You want to talk site history by throwing that Realtime Associates interview in my face, too? Go ahead. I remember a certain interview from around the time Console Wars was released, in which Tom Kalinske himself regarded the early Saturn launch as the biggest mistake SEGA ever made.
If you disagree… you must… hate… Tom Kalinske. You don’t hate Tom Kalinske, do you, Chris?
Oh, and you’re a soulless brain-leach who sucks exclusively on the lobes of idiots.
Chris: The Requiem, you son of a bitch. You know damn well Tom Kalinske is my favorite American who’s ever lived. Who do you think I celebrate on President’s Day? It ain’t George Washington or Abe Lincoln, I’ll tell ya that. In fact, I proudly wear my “What Would Tom Kalinske Do?” braided bracelet on my wrist to this day. Anytime one of you assholes on the site comes up with some stupid idea for an article, I just look down at my wrist, see that W.W.K.D. bracelet and launch into a curse-filled tirade that only a man of Kalinske’s fortitude and American know-how could muster.

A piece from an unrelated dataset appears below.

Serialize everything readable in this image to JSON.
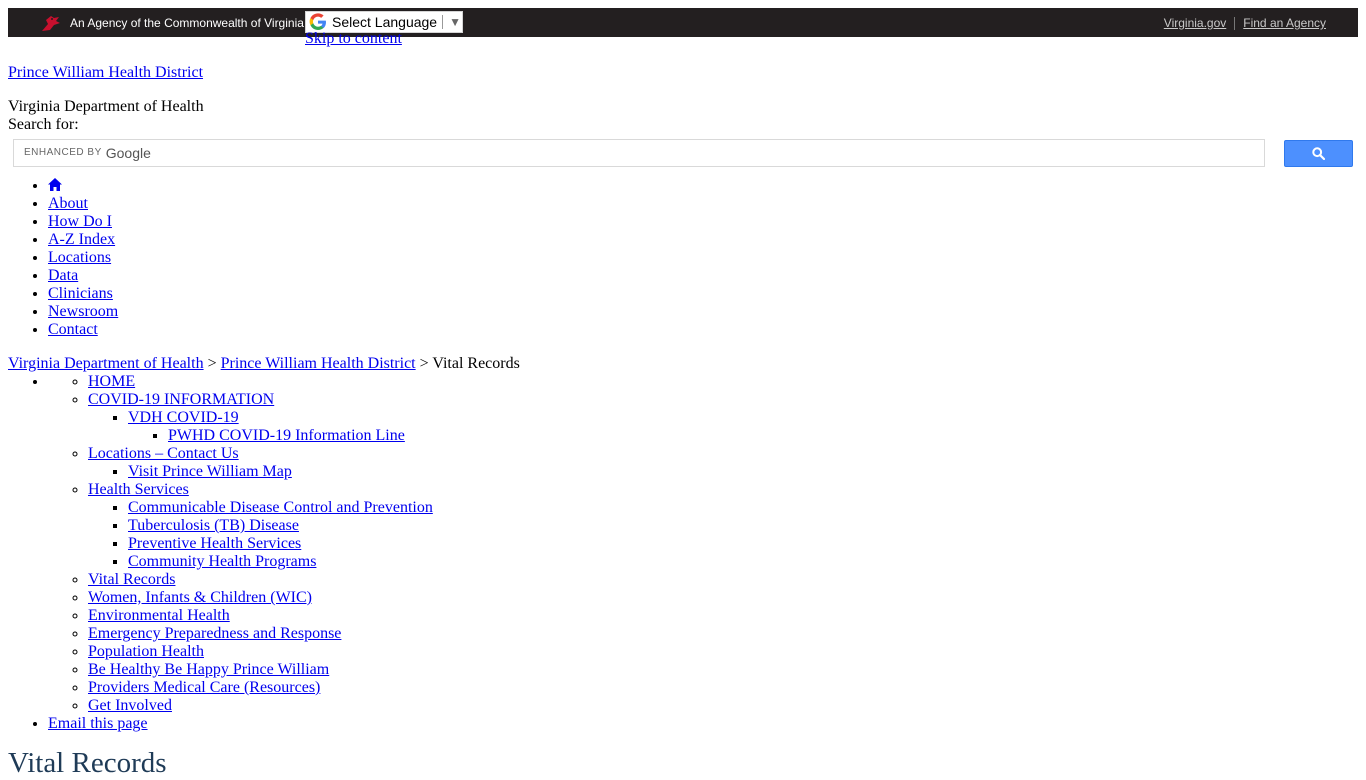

So you think the Saturn was “successful” in Japan, eh? Well, I guess if you compared it to its paltry 1.5 million sales in North America, you could say make that argument, but it only sold about 6 million units in Japan compared to the PlayStation’s 9.3 billion units (give or take a few billion). In truth, the PlayStation kicked the Saturn’s ass just as hard in Japan as it did anywhere else in the world, so “success” and “Saturn” is a very relative.
And yeah, the PlayStation had bigger third-party support at its launch compared to the Saturn, but out of those, only Ridge Racer and Total Eclipse Turbo were PlayStation exclusive. In fact, Total Eclipse was previously released on the mighty 3DO, and the Saturn got Total Eclipse Turbo’s sequel Solar Eclipse later on. Moreover, the PlayStation arguably didn’t have a system seller at launch, although Ridge Racer and Battle Arena Toshinden were both solid titles, but were certainly not better than the collective bad-assery that was Daytona USA, Virtua Fighter and Panzer Dragoon.
My point in all this is that the PlayStation’s software library at its launch wasn’t as strong as the offerings the Saturn had in September 1995, which, by then, had games like Virtua Cop, Virtua Racing, Shinobi Legions, SimCity 2000 and soon after SEGA Rally Championship. Why is this important? Because it proves that unlike what you claimed, the Saturn did, in fact, have plenty of games, at least initially, to compete against the PlayStation, despite its surprise launch.
It was only later when developers settled onto their preferred development platform (ie the PlayStation) that the software edge shifted into the PlayStation’s favor. The Saturn didn’t lose because of an early release; it lost because it was overpriced and lacked enough compelling third-party software due to costly development kits that required more development time than its PlayStation counterpart.
Alright, SEGA Nerds, here’s where you come in. Do you think The Requiem is right and the Saturn’s early launch was the main reason for its demise, or do you agree with Chris that a higher price and lack of continued third-party support was why it failed to compete with the PlayStation? Let us know in the comments below. The loser has to eat a bag of poo!